Understanding Overnight Drain in Electric Vehicles
Electric vehicle owners, especially those new to the technology, often have questions about their car's battery performance. One common query is whether it's normal for a vehicle to lose some of its charge overnight when left unplugged and exposed to cold temperatures. This phenomenon, sometimes referred to as "phantom drain," can be influenced by various factors such as weather conditions, battery management systems (BMS), and additional features like Sentry mode.
To better understand this issue, let's first consider how temperature affects an electric vehicle's battery. When exposed to colder temperatures, the battery may lose some of its capacity due to the cold even without displaying any warning signs like a snowflake icon. For example, a Model 3 parked in a 50°F garage might display a charge of 74%, but its actual battery charge could be 76%. The difference between these values represents the amount of energy that is temporarily locked up due to the cold.

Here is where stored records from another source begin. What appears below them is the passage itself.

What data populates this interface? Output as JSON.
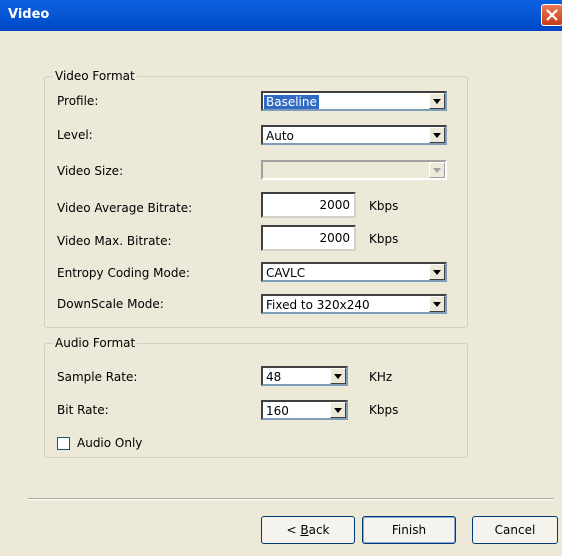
{
  "window": {
    "title": "Video"
  },
  "video_format": {
    "group_label": "Video Format",
    "profile": {
      "label": "Profile:",
      "value": "Baseline"
    },
    "level": {
      "label": "Level:",
      "value": "Auto"
    },
    "video_size": {
      "label": "Video Size:",
      "value": ""
    },
    "avg_bitrate": {
      "label": "Video Average Bitrate:",
      "value": "2000",
      "unit": "Kbps"
    },
    "max_bitrate": {
      "label": "Video Max. Bitrate:",
      "value": "2000",
      "unit": "Kbps"
    },
    "entropy": {
      "label": "Entropy Coding Mode:",
      "value": "CAVLC"
    },
    "downscale": {
      "label": "DownScale Mode:",
      "value": "Fixed to 320x240"
    }
  },
  "audio_format": {
    "group_label": "Audio Format",
    "sample_rate": {
      "label": "Sample Rate:",
      "value": "48",
      "unit": "KHz"
    },
    "bit_rate": {
      "label": "Bit Rate:",
      "value": "160",
      "unit": "Kbps"
    },
    "audio_only": {
      "label": "Audio Only",
      "checked": false
    }
  },
  "buttons": {
    "back_prefix": "< ",
    "back_accel": "B",
    "back_rest": "ack",
    "finish": "Finish",
    "cancel": "Cancel"
  }
}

The extent of this lockup varies based on both temperature and state of charge. Lower states of charge result in more significant unusable portions of the battery. In some cases, up to 5-6% of the total capacity might be locked up due to cold temperatures. It's important for EV owners to be aware of these potential fluctuations in their vehicle's available range, particularly during winter months or when parking outside overnight.
Factors Affecting Phantom Drain and How to Minimize It
In addition to temperature-related effects on battery capacity, there are other factors that can contribute to phantom drain. Some vehicles come equipped with advanced security features like Sentry mode, which constantly monitors the car's surroundings using cameras and sensors. While this provides added peace of mind for owners, it can also lead to increased power consumption when enabled. Disabling Sentry mode or adjusting its sensitivity can help reduce the associated drain on the battery.
Another potential cause of overnight drain is the vehicle's battery management system (BMS). The BMS monitors and manages various aspects of the battery, such as charging, discharging, and temperature control. In some cases, a BMS rebalance may result in an adjustment to the displayed range overnight. This doesn't necessarily mean that there has been a significant loss of charge, but rather that the system is recalibrating itself to provide more accurate information.
To minimize phantom drain in electric vehicles, owners should consider taking steps like parking in a garage or other insulated space when possible, especially during colder months. Additionally, disabling or adjusting features like Sentry mode can help conserve energy while still providing adequate security for the car. Finally, staying informed about your vehicle's battery performance and understanding how factors like temperature and state of charge affect it will enable you to make better decisions regarding charging habits and overall care for your electric vehicle.